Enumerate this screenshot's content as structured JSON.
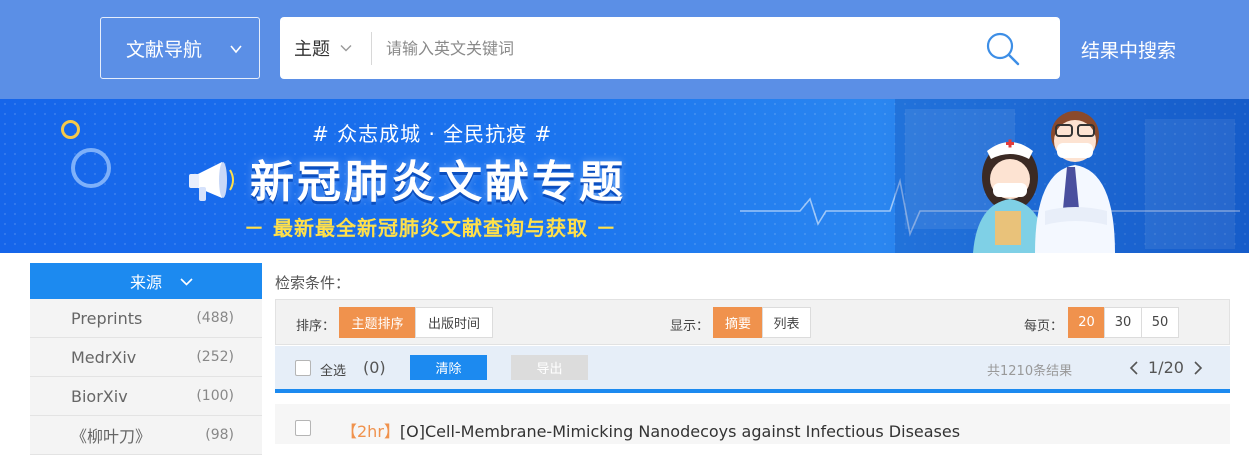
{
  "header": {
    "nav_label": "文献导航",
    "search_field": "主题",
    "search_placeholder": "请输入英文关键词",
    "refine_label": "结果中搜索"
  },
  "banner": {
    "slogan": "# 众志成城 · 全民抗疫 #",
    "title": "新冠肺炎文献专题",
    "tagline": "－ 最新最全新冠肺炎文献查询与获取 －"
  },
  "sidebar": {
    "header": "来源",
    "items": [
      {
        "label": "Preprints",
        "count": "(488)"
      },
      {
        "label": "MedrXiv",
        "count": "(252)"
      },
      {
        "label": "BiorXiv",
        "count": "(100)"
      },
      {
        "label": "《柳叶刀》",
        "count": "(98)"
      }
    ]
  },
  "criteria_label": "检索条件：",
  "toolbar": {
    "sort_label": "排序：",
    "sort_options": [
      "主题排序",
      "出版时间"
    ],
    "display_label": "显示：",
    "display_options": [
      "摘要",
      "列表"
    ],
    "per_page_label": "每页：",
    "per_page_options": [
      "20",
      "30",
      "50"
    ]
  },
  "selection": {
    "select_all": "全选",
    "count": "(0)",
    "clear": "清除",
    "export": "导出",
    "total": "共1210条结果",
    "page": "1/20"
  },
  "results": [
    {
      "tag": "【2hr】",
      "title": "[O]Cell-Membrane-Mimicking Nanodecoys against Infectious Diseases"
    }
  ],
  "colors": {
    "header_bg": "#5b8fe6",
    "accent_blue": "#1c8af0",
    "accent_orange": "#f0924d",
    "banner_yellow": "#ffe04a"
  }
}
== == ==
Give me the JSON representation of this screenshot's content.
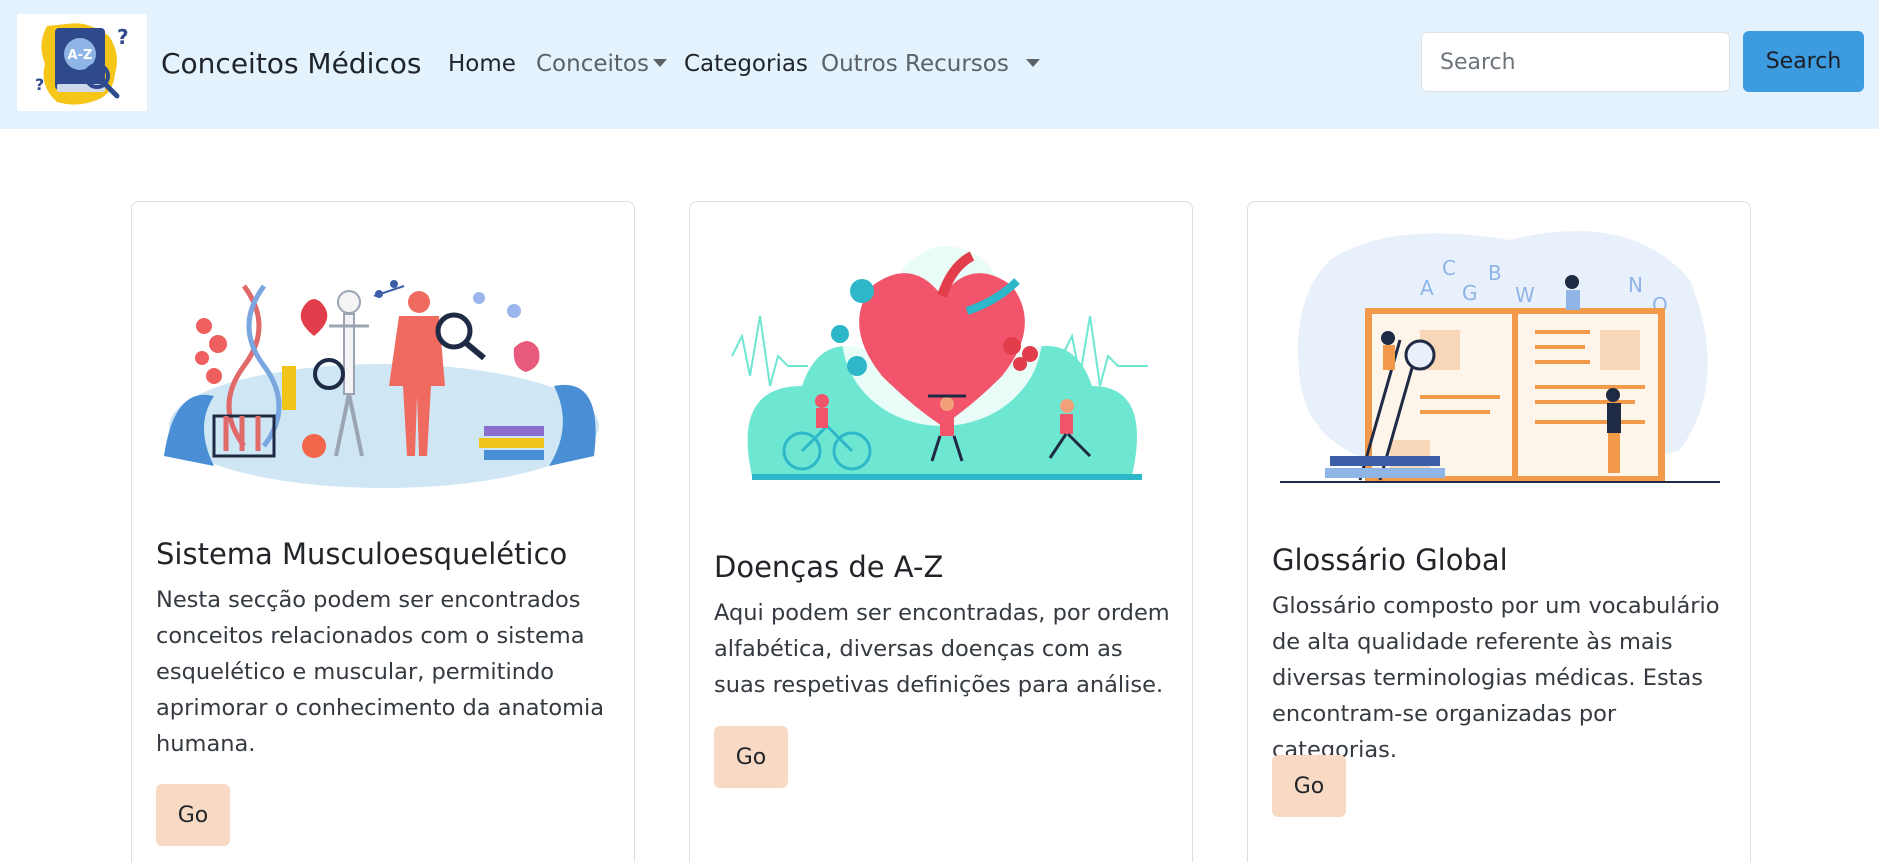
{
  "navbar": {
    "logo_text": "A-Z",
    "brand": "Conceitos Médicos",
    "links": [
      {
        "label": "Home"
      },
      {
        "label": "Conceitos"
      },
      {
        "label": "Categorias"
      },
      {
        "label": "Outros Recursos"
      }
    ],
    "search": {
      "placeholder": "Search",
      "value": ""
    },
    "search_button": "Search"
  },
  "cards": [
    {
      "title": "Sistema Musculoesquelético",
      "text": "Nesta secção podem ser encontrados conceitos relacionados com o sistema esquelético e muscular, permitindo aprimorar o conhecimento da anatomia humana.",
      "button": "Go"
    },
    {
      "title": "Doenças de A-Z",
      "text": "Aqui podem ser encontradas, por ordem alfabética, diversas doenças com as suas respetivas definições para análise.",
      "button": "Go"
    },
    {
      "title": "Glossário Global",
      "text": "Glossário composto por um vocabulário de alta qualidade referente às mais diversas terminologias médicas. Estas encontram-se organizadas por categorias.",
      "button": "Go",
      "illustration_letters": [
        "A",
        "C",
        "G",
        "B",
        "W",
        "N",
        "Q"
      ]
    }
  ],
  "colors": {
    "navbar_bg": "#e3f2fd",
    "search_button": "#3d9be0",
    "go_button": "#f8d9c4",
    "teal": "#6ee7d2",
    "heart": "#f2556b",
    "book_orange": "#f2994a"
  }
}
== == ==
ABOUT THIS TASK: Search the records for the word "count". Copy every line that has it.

EXERCISE SOLUTION:
        "count": "(488)"
        "count": "(252)"
        "count": "(100)"
        "count": "(98)"
    "count": "(0)",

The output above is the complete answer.